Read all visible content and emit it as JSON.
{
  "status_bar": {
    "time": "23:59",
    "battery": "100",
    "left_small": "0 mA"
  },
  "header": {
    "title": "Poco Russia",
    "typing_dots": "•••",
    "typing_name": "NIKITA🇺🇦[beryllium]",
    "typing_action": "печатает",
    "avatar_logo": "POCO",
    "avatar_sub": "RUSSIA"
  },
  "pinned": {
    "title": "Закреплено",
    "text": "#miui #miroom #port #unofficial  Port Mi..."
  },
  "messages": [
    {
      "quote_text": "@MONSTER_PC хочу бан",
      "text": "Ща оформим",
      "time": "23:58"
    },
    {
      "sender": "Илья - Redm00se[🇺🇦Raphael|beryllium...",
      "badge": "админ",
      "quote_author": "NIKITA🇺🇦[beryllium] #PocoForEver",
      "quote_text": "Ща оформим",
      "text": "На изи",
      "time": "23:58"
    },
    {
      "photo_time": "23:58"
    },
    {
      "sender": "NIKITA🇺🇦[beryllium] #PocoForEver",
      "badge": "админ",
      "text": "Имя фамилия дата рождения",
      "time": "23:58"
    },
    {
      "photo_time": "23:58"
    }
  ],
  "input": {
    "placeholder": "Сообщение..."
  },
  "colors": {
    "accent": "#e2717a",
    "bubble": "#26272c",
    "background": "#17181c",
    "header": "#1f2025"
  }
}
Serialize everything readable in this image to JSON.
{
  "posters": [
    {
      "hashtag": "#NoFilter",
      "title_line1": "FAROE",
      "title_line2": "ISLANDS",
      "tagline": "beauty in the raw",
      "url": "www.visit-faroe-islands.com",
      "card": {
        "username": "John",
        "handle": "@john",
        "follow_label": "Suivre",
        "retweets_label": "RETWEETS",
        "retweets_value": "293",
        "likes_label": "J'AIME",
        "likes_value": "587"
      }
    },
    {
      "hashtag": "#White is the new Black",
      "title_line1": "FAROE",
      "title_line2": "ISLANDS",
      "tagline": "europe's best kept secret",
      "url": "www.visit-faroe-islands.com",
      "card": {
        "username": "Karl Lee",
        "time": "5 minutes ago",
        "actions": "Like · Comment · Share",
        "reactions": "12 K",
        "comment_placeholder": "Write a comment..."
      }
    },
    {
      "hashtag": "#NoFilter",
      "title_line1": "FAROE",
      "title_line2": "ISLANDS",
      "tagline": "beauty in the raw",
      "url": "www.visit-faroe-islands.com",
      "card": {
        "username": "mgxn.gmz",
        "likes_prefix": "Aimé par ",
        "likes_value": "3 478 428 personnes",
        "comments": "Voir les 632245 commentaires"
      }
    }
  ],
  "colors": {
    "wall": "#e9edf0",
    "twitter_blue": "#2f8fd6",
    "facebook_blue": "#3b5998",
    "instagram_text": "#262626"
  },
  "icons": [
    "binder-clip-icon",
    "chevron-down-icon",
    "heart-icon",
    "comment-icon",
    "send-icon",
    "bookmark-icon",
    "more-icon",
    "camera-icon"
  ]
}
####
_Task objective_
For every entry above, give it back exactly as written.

_Exercise response_
Read all visible content and emit it as JSON.
{
  "status_bar": {
    "time": "23:59",
    "battery": "100",
    "left_small": "0 mA"
  },
  "header": {
    "title": "Poco Russia",
    "typing_dots": "•••",
    "typing_name": "NIKITA🇺🇦[beryllium]",
    "typing_action": "печатает",
    "avatar_logo": "POCO",
    "avatar_sub": "RUSSIA"
  },
  "pinned": {
    "title": "Закреплено",
    "text": "#miui #miroom #port #unofficial  Port Mi..."
  },
  "messages": [
    {
      "quote_text": "@MONSTER_PC хочу бан",
      "text": "Ща оформим",
      "time": "23:58"
    },
    {
      "sender": "Илья - Redm00se[🇺🇦Raphael|beryllium...",
      "badge": "админ",
      "quote_author": "NIKITA🇺🇦[beryllium] #PocoForEver",
      "quote_text": "Ща оформим",
      "text": "На изи",
      "time": "23:58"
    },
    {
      "photo_time": "23:58"
    },
    {
      "sender": "NIKITA🇺🇦[beryllium] #PocoForEver",
      "badge": "админ",
      "text": "Имя фамилия дата рождения",
      "time": "23:58"
    },
    {
      "photo_time": "23:58"
    }
  ],
  "input": {
    "placeholder": "Сообщение..."
  },
  "colors": {
    "accent": "#e2717a",
    "bubble": "#26272c",
    "background": "#17181c",
    "header": "#1f2025"
  }
}
Serialize everything readable in this image to JSON.
{
  "posters": [
    {
      "hashtag": "#NoFilter",
      "title_line1": "FAROE",
      "title_line2": "ISLANDS",
      "tagline": "beauty in the raw",
      "url": "www.visit-faroe-islands.com",
      "card": {
        "username": "John",
        "handle": "@john",
        "follow_label": "Suivre",
        "retweets_label": "RETWEETS",
        "retweets_value": "293",
        "likes_label": "J'AIME",
        "likes_value": "587"
      }
    },
    {
      "hashtag": "#White is the new Black",
      "title_line1": "FAROE",
      "title_line2": "ISLANDS",
      "tagline": "europe's best kept secret",
      "url": "www.visit-faroe-islands.com",
      "card": {
        "username": "Karl Lee",
        "time": "5 minutes ago",
        "actions": "Like · Comment · Share",
        "reactions": "12 K",
        "comment_placeholder": "Write a comment..."
      }
    },
    {
      "hashtag": "#NoFilter",
      "title_line1": "FAROE",
      "title_line2": "ISLANDS",
      "tagline": "beauty in the raw",
      "url": "www.visit-faroe-islands.com",
      "card": {
        "username": "mgxn.gmz",
        "likes_prefix": "Aimé par ",
        "likes_value": "3 478 428 personnes",
        "comments": "Voir les 632245 commentaires"
      }
    }
  ],
  "colors": {
    "wall": "#e9edf0",
    "twitter_blue": "#2f8fd6",
    "facebook_blue": "#3b5998",
    "instagram_text": "#262626"
  },
  "icons": [
    "binder-clip-icon",
    "chevron-down-icon",
    "heart-icon",
    "comment-icon",
    "send-icon",
    "bookmark-icon",
    "more-icon",
    "camera-icon"
  ]
}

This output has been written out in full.